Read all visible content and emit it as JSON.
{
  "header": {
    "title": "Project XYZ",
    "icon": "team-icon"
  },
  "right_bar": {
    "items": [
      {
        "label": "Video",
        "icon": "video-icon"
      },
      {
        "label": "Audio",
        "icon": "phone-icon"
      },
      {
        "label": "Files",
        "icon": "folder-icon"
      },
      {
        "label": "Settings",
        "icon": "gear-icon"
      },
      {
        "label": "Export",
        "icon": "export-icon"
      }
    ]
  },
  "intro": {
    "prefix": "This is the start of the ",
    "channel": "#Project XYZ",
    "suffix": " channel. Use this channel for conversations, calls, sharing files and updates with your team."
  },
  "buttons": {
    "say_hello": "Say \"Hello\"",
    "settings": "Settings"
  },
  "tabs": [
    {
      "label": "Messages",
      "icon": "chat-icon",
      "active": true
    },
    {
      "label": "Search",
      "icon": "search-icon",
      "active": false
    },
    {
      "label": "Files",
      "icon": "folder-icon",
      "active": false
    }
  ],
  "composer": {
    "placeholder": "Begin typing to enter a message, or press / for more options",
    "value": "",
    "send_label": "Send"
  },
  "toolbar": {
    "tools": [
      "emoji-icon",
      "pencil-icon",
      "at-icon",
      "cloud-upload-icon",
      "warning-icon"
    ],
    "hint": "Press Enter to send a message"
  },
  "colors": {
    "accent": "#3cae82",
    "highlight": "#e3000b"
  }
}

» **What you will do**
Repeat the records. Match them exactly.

» **Written reply**
Read all visible content and emit it as JSON.
{
  "header": {
    "title": "Project XYZ",
    "icon": "team-icon"
  },
  "right_bar": {
    "items": [
      {
        "label": "Video",
        "icon": "video-icon"
      },
      {
        "label": "Audio",
        "icon": "phone-icon"
      },
      {
        "label": "Files",
        "icon": "folder-icon"
      },
      {
        "label": "Settings",
        "icon": "gear-icon"
      },
      {
        "label": "Export",
        "icon": "export-icon"
      }
    ]
  },
  "intro": {
    "prefix": "This is the start of the ",
    "channel": "#Project XYZ",
    "suffix": " channel. Use this channel for conversations, calls, sharing files and updates with your team."
  },
  "buttons": {
    "say_hello": "Say \"Hello\"",
    "settings": "Settings"
  },
  "tabs": [
    {
      "label": "Messages",
      "icon": "chat-icon",
      "active": true
    },
    {
      "label": "Search",
      "icon": "search-icon",
      "active": false
    },
    {
      "label": "Files",
      "icon": "folder-icon",
      "active": false
    }
  ],
  "composer": {
    "placeholder": "Begin typing to enter a message, or press / for more options",
    "value": "",
    "send_label": "Send"
  },
  "toolbar": {
    "tools": [
      "emoji-icon",
      "pencil-icon",
      "at-icon",
      "cloud-upload-icon",
      "warning-icon"
    ],
    "hint": "Press Enter to send a message"
  },
  "colors": {
    "accent": "#3cae82",
    "highlight": "#e3000b"
  }
}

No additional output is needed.